-- Opening Marker --
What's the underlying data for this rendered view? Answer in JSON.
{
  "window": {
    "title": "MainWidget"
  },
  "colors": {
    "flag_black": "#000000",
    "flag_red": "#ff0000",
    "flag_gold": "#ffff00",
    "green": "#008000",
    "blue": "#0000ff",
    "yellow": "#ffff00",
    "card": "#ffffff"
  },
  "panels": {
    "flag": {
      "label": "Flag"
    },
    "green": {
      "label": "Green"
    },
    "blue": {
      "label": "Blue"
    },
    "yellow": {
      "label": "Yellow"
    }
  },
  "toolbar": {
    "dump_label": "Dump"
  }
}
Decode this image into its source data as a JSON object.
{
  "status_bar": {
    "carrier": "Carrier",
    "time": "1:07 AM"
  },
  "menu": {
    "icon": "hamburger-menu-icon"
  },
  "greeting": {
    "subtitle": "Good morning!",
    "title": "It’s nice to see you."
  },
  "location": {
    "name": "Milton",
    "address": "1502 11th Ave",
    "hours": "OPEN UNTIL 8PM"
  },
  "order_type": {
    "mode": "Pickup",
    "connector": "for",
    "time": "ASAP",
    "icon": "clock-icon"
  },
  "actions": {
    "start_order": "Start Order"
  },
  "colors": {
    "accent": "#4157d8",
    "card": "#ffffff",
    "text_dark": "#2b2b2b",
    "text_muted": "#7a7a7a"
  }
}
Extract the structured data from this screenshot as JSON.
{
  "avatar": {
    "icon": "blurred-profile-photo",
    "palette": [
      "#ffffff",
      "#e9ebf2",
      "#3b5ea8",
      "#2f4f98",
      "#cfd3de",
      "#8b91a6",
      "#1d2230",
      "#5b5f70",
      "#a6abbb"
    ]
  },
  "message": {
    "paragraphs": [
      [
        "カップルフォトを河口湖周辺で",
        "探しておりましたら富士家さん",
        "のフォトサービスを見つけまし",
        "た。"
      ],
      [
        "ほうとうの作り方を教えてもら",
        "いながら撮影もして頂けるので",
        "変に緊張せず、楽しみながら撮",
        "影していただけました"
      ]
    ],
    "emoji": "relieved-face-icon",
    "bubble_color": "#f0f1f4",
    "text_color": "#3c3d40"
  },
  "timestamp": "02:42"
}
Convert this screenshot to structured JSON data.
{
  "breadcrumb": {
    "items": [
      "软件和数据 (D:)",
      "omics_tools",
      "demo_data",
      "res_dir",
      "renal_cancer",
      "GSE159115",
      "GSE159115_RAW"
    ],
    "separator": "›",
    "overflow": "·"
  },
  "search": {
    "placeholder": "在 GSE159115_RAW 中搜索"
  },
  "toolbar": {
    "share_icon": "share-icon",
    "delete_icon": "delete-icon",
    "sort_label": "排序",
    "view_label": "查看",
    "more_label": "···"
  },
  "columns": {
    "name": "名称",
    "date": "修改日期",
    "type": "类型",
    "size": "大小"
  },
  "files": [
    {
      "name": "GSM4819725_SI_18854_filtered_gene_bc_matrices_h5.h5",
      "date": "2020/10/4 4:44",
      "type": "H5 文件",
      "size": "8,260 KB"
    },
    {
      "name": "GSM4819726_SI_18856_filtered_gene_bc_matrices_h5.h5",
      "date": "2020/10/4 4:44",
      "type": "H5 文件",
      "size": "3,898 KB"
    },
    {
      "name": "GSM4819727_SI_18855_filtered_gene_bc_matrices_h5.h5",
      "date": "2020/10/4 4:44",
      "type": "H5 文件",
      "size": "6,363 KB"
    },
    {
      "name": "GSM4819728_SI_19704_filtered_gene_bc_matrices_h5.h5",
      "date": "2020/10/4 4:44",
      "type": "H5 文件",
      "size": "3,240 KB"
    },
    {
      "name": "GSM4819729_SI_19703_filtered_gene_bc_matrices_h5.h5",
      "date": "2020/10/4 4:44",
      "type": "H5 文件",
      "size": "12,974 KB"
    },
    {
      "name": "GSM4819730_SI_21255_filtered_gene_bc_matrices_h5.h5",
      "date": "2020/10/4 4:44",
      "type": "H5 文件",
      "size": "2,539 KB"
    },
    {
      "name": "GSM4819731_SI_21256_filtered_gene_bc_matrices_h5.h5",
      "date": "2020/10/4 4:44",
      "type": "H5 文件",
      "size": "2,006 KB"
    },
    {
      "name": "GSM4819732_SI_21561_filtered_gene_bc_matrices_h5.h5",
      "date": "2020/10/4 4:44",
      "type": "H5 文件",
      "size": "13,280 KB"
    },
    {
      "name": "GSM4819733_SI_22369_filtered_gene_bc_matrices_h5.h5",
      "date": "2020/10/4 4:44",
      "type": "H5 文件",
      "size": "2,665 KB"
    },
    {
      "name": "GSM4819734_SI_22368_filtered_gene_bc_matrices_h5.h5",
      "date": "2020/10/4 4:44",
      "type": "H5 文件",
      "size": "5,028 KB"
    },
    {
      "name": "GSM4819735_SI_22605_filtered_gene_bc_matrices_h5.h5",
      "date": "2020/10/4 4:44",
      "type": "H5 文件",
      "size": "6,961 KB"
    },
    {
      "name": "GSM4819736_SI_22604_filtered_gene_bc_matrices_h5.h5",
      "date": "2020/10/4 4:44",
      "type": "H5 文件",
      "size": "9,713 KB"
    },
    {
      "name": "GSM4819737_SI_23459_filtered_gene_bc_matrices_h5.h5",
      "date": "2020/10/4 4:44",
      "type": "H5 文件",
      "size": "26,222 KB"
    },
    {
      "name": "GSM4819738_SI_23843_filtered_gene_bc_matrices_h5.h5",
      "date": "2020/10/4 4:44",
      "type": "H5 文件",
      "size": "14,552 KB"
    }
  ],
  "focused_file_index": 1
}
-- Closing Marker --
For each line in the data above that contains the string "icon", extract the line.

    "icon": "hamburger-menu-icon"
    "icon": "clock-icon"
    "icon": "blurred-profile-photo",
    "emoji": "relieved-face-icon",
    "share_icon": "share-icon",
    "delete_icon": "delete-icon",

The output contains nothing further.